_Task goal_: Your copy should match the records below exactly, except for the pictures.

---

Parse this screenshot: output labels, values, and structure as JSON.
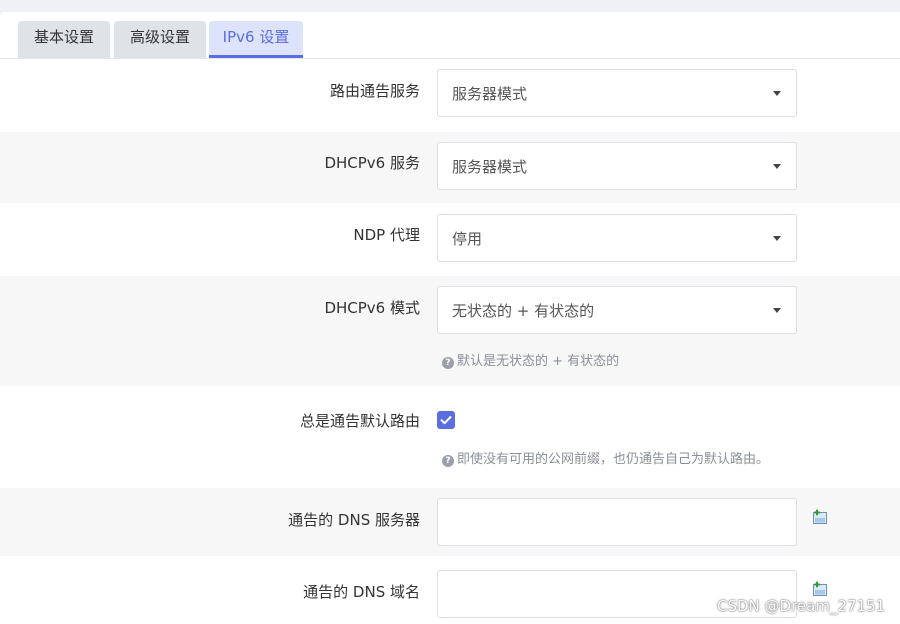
{
  "tabs": [
    {
      "label": "基本设置"
    },
    {
      "label": "高级设置"
    },
    {
      "label": "IPv6 设置"
    }
  ],
  "form": {
    "ra_service": {
      "label": "路由通告服务",
      "value": "服务器模式"
    },
    "dhcpv6_service": {
      "label": "DHCPv6 服务",
      "value": "服务器模式"
    },
    "ndp_proxy": {
      "label": "NDP 代理",
      "value": "停用"
    },
    "dhcpv6_mode": {
      "label": "DHCPv6 模式",
      "value": "无状态的 + 有状态的",
      "hint": "默认是无状态的 + 有状态的"
    },
    "default_route": {
      "label": "总是通告默认路由",
      "checked": true,
      "hint": "即使没有可用的公网前缀，也仍通告自己为默认路由。"
    },
    "dns_servers": {
      "label": "通告的 DNS 服务器",
      "value": "",
      "add_icon": "add-entry-icon"
    },
    "dns_domains": {
      "label": "通告的 DNS 域名",
      "value": "",
      "add_icon": "add-entry-icon"
    }
  },
  "colors": {
    "accent": "#5b6ee0",
    "tab_active_bg": "#dde3fb",
    "row_shade": "#f7f7f8"
  },
  "watermark": "CSDN @Dream_27151"
}
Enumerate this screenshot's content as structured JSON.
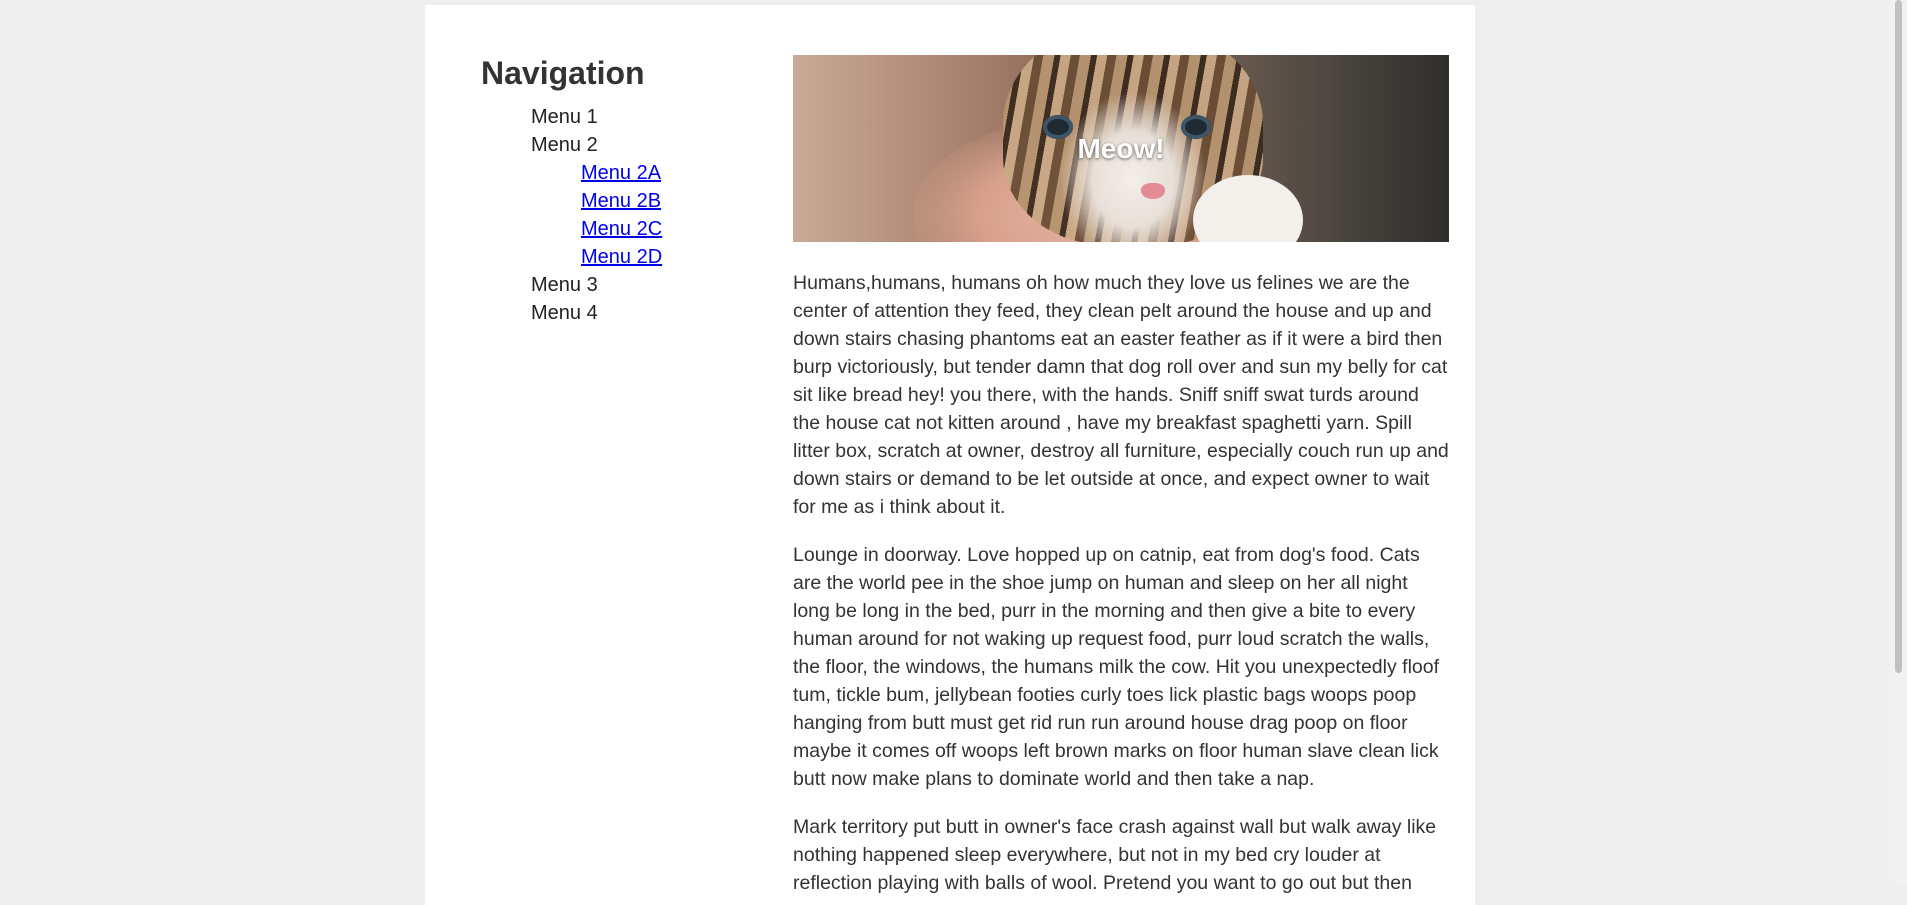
{
  "sidebar": {
    "title": "Navigation",
    "menu": [
      {
        "label": "Menu 1"
      },
      {
        "label": "Menu 2",
        "children": [
          {
            "label": "Menu 2A"
          },
          {
            "label": "Menu 2B"
          },
          {
            "label": "Menu 2C"
          },
          {
            "label": "Menu 2D"
          }
        ]
      },
      {
        "label": "Menu 3"
      },
      {
        "label": "Menu 4"
      }
    ]
  },
  "hero": {
    "title": "Meow!"
  },
  "paragraphs": [
    "Humans,humans, humans oh how much they love us felines we are the center of attention they feed, they clean pelt around the house and up and down stairs chasing phantoms eat an easter feather as if it were a bird then burp victoriously, but tender damn that dog roll over and sun my belly for cat sit like bread hey! you there, with the hands. Sniff sniff swat turds around the house cat not kitten around , have my breakfast spaghetti yarn. Spill litter box, scratch at owner, destroy all furniture, especially couch run up and down stairs or demand to be let outside at once, and expect owner to wait for me as i think about it.",
    "Lounge in doorway. Love hopped up on catnip, eat from dog's food. Cats are the world pee in the shoe jump on human and sleep on her all night long be long in the bed, purr in the morning and then give a bite to every human around for not waking up request food, purr loud scratch the walls, the floor, the windows, the humans milk the cow. Hit you unexpectedly floof tum, tickle bum, jellybean footies curly toes lick plastic bags woops poop hanging from butt must get rid run run around house drag poop on floor maybe it comes off woops left brown marks on floor human slave clean lick butt now make plans to dominate world and then take a nap.",
    "Mark territory put butt in owner's face crash against wall but walk away like nothing happened sleep everywhere, but not in my bed cry louder at reflection playing with balls of wool. Pretend you want to go out but then"
  ],
  "colors": {
    "background": "#efefef",
    "page": "#ffffff",
    "link": "#0000ee",
    "text": "#333333"
  }
}
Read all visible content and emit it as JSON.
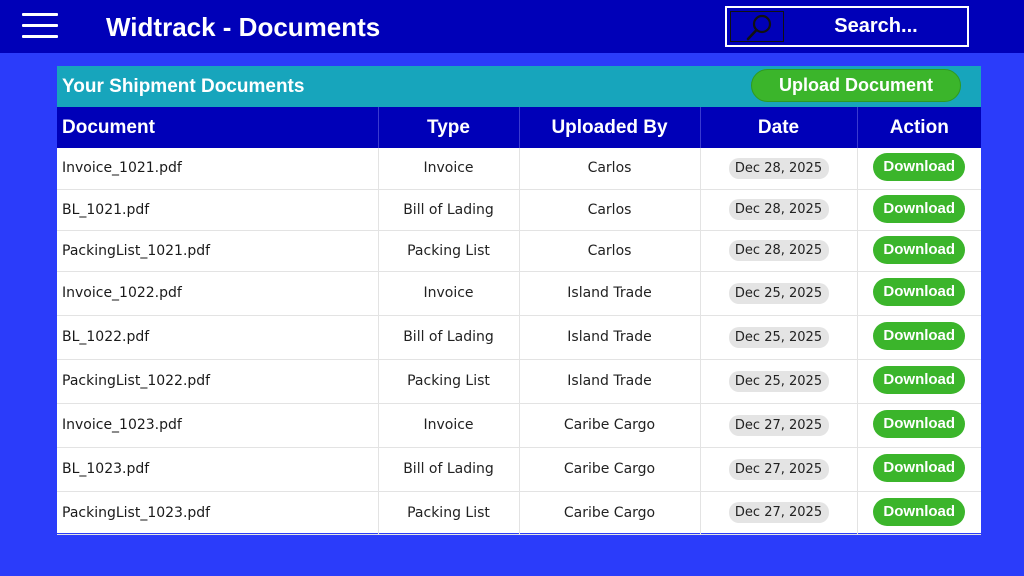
{
  "header": {
    "title": "Widtrack - Documents",
    "search_label": "Search...",
    "background": "#0000b8"
  },
  "panel": {
    "title": "Your Shipment Documents",
    "upload_label": "Upload Document",
    "header_color": "#17a5bc",
    "accent_green": "#3bb52b"
  },
  "table": {
    "columns": [
      "Document",
      "Type",
      "Uploaded By",
      "Date",
      "Action"
    ],
    "rows": [
      {
        "document": "Invoice_1021.pdf",
        "type": "Invoice",
        "uploaded_by": "Carlos",
        "date": "Dec 28, 2025",
        "action": "Download"
      },
      {
        "document": "BL_1021.pdf",
        "type": "Bill of Lading",
        "uploaded_by": "Carlos",
        "date": "Dec 28, 2025",
        "action": "Download"
      },
      {
        "document": "PackingList_1021.pdf",
        "type": "Packing List",
        "uploaded_by": "Carlos",
        "date": "Dec 28, 2025",
        "action": "Download"
      },
      {
        "document": "Invoice_1022.pdf",
        "type": "Invoice",
        "uploaded_by": "Island Trade",
        "date": "Dec 25, 2025",
        "action": "Download"
      },
      {
        "document": "BL_1022.pdf",
        "type": "Bill of Lading",
        "uploaded_by": "Island Trade",
        "date": "Dec 25, 2025",
        "action": "Download"
      },
      {
        "document": "PackingList_1022.pdf",
        "type": "Packing List",
        "uploaded_by": "Island Trade",
        "date": "Dec 25, 2025",
        "action": "Download"
      },
      {
        "document": "Invoice_1023.pdf",
        "type": "Invoice",
        "uploaded_by": "Caribe Cargo",
        "date": "Dec 27, 2025",
        "action": "Download"
      },
      {
        "document": "BL_1023.pdf",
        "type": "Bill of Lading",
        "uploaded_by": "Caribe Cargo",
        "date": "Dec 27, 2025",
        "action": "Download"
      },
      {
        "document": "PackingList_1023.pdf",
        "type": "Packing List",
        "uploaded_by": "Caribe Cargo",
        "date": "Dec 27, 2025",
        "action": "Download"
      }
    ]
  },
  "icons": {
    "menu": "hamburger-menu-icon",
    "search": "search-icon"
  }
}
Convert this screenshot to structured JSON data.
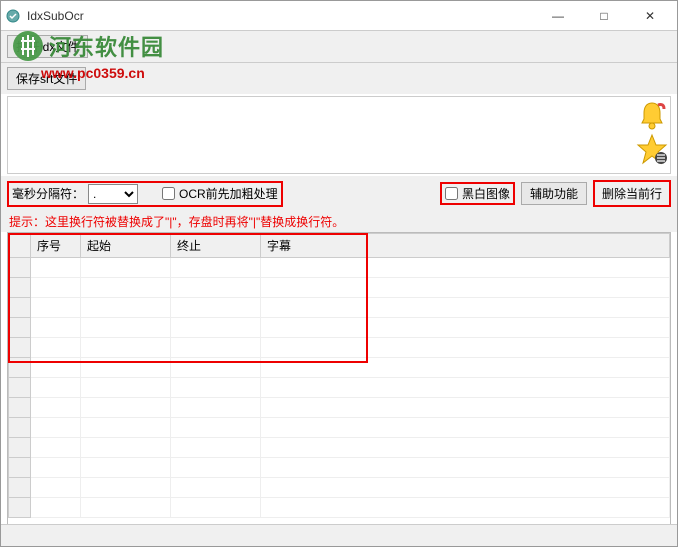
{
  "window": {
    "title": "IdxSubOcr",
    "minimize": "—",
    "maximize": "□",
    "close": "✕"
  },
  "watermark": {
    "site_name": "河东软件园",
    "url": "www.pc0359.cn"
  },
  "toolbar": {
    "open_idx": "打开idx文件",
    "save_srt": "保存srt文件"
  },
  "options": {
    "separator_label": "毫秒分隔符：",
    "separator_value": ".",
    "ocr_bold_label": "OCR前先加粗处理",
    "bw_image_label": "黑白图像",
    "aux_func": "辅助功能",
    "delete_row": "删除当前行"
  },
  "hint": "提示：这里换行符被替换成了\"|\"，存盘时再将\"|\"替换成换行符。",
  "grid": {
    "cols": {
      "seq": "序号",
      "start": "起始",
      "end": "终止",
      "sub": "字幕"
    },
    "rows": [
      "",
      "",
      "",
      "",
      "",
      "",
      "",
      "",
      "",
      "",
      "",
      "",
      ""
    ]
  }
}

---

_Result for this task_:
Parse this screenshot: output labels, values, and structure as JSON.
{
  "tabs": [
    {
      "label": "基本设置"
    },
    {
      "label": "高级设置"
    },
    {
      "label": "IPv6 设置"
    }
  ],
  "form": {
    "ra_service": {
      "label": "路由通告服务",
      "value": "服务器模式"
    },
    "dhcpv6_service": {
      "label": "DHCPv6 服务",
      "value": "服务器模式"
    },
    "ndp_proxy": {
      "label": "NDP 代理",
      "value": "停用"
    },
    "dhcpv6_mode": {
      "label": "DHCPv6 模式",
      "value": "无状态的 + 有状态的",
      "hint": "默认是无状态的 + 有状态的"
    },
    "default_route": {
      "label": "总是通告默认路由",
      "checked": true,
      "hint": "即使没有可用的公网前缀，也仍通告自己为默认路由。"
    },
    "dns_servers": {
      "label": "通告的 DNS 服务器",
      "value": "",
      "add_icon": "add-entry-icon"
    },
    "dns_domains": {
      "label": "通告的 DNS 域名",
      "value": "",
      "add_icon": "add-entry-icon"
    }
  },
  "colors": {
    "accent": "#5b6ee0",
    "tab_active_bg": "#dde3fb",
    "row_shade": "#f7f7f8"
  },
  "watermark": "CSDN @Dream_27151"
}
Enumerate this screenshot's content as structured JSON.
{
  "sidebar": {
    "title": "Navigation",
    "menu": [
      {
        "label": "Menu 1"
      },
      {
        "label": "Menu 2",
        "children": [
          {
            "label": "Menu 2A"
          },
          {
            "label": "Menu 2B"
          },
          {
            "label": "Menu 2C"
          },
          {
            "label": "Menu 2D"
          }
        ]
      },
      {
        "label": "Menu 3"
      },
      {
        "label": "Menu 4"
      }
    ]
  },
  "hero": {
    "title": "Meow!"
  },
  "paragraphs": [
    "Humans,humans, humans oh how much they love us felines we are the center of attention they feed, they clean pelt around the house and up and down stairs chasing phantoms eat an easter feather as if it were a bird then burp victoriously, but tender damn that dog roll over and sun my belly for cat sit like bread hey! you there, with the hands. Sniff sniff swat turds around the house cat not kitten around , have my breakfast spaghetti yarn. Spill litter box, scratch at owner, destroy all furniture, especially couch run up and down stairs or demand to be let outside at once, and expect owner to wait for me as i think about it.",
    "Lounge in doorway. Love hopped up on catnip, eat from dog's food. Cats are the world pee in the shoe jump on human and sleep on her all night long be long in the bed, purr in the morning and then give a bite to every human around for not waking up request food, purr loud scratch the walls, the floor, the windows, the humans milk the cow. Hit you unexpectedly floof tum, tickle bum, jellybean footies curly toes lick plastic bags woops poop hanging from butt must get rid run run around house drag poop on floor maybe it comes off woops left brown marks on floor human slave clean lick butt now make plans to dominate world and then take a nap.",
    "Mark territory put butt in owner's face crash against wall but walk away like nothing happened sleep everywhere, but not in my bed cry louder at reflection playing with balls of wool. Pretend you want to go out but then"
  ],
  "colors": {
    "background": "#efefef",
    "page": "#ffffff",
    "link": "#0000ee",
    "text": "#333333"
  }
}
Read all visible content and emit it as JSON.
{
  "header": {
    "title": "Widtrack - Documents",
    "search_label": "Search...",
    "background": "#0000b8"
  },
  "panel": {
    "title": "Your Shipment Documents",
    "upload_label": "Upload Document",
    "header_color": "#17a5bc",
    "accent_green": "#3bb52b"
  },
  "table": {
    "columns": [
      "Document",
      "Type",
      "Uploaded By",
      "Date",
      "Action"
    ],
    "rows": [
      {
        "document": "Invoice_1021.pdf",
        "type": "Invoice",
        "uploaded_by": "Carlos",
        "date": "Dec 28, 2025",
        "action": "Download"
      },
      {
        "document": "BL_1021.pdf",
        "type": "Bill of Lading",
        "uploaded_by": "Carlos",
        "date": "Dec 28, 2025",
        "action": "Download"
      },
      {
        "document": "PackingList_1021.pdf",
        "type": "Packing List",
        "uploaded_by": "Carlos",
        "date": "Dec 28, 2025",
        "action": "Download"
      },
      {
        "document": "Invoice_1022.pdf",
        "type": "Invoice",
        "uploaded_by": "Island Trade",
        "date": "Dec 25, 2025",
        "action": "Download"
      },
      {
        "document": "BL_1022.pdf",
        "type": "Bill of Lading",
        "uploaded_by": "Island Trade",
        "date": "Dec 25, 2025",
        "action": "Download"
      },
      {
        "document": "PackingList_1022.pdf",
        "type": "Packing List",
        "uploaded_by": "Island Trade",
        "date": "Dec 25, 2025",
        "action": "Download"
      },
      {
        "document": "Invoice_1023.pdf",
        "type": "Invoice",
        "uploaded_by": "Caribe Cargo",
        "date": "Dec 27, 2025",
        "action": "Download"
      },
      {
        "document": "BL_1023.pdf",
        "type": "Bill of Lading",
        "uploaded_by": "Caribe Cargo",
        "date": "Dec 27, 2025",
        "action": "Download"
      },
      {
        "document": "PackingList_1023.pdf",
        "type": "Packing List",
        "uploaded_by": "Caribe Cargo",
        "date": "Dec 27, 2025",
        "action": "Download"
      }
    ]
  },
  "icons": {
    "menu": "hamburger-menu-icon",
    "search": "search-icon"
  }
}
Convert this screenshot to structured JSON data.
{
  "window": {
    "title": "IdxSubOcr",
    "minimize": "—",
    "maximize": "□",
    "close": "✕"
  },
  "watermark": {
    "site_name": "河东软件园",
    "url": "www.pc0359.cn"
  },
  "toolbar": {
    "open_idx": "打开idx文件",
    "save_srt": "保存srt文件"
  },
  "options": {
    "separator_label": "毫秒分隔符：",
    "separator_value": ".",
    "ocr_bold_label": "OCR前先加粗处理",
    "bw_image_label": "黑白图像",
    "aux_func": "辅助功能",
    "delete_row": "删除当前行"
  },
  "hint": "提示：这里换行符被替换成了\"|\"，存盘时再将\"|\"替换成换行符。",
  "grid": {
    "cols": {
      "seq": "序号",
      "start": "起始",
      "end": "终止",
      "sub": "字幕"
    },
    "rows": [
      "",
      "",
      "",
      "",
      "",
      "",
      "",
      "",
      "",
      "",
      "",
      "",
      ""
    ]
  }
}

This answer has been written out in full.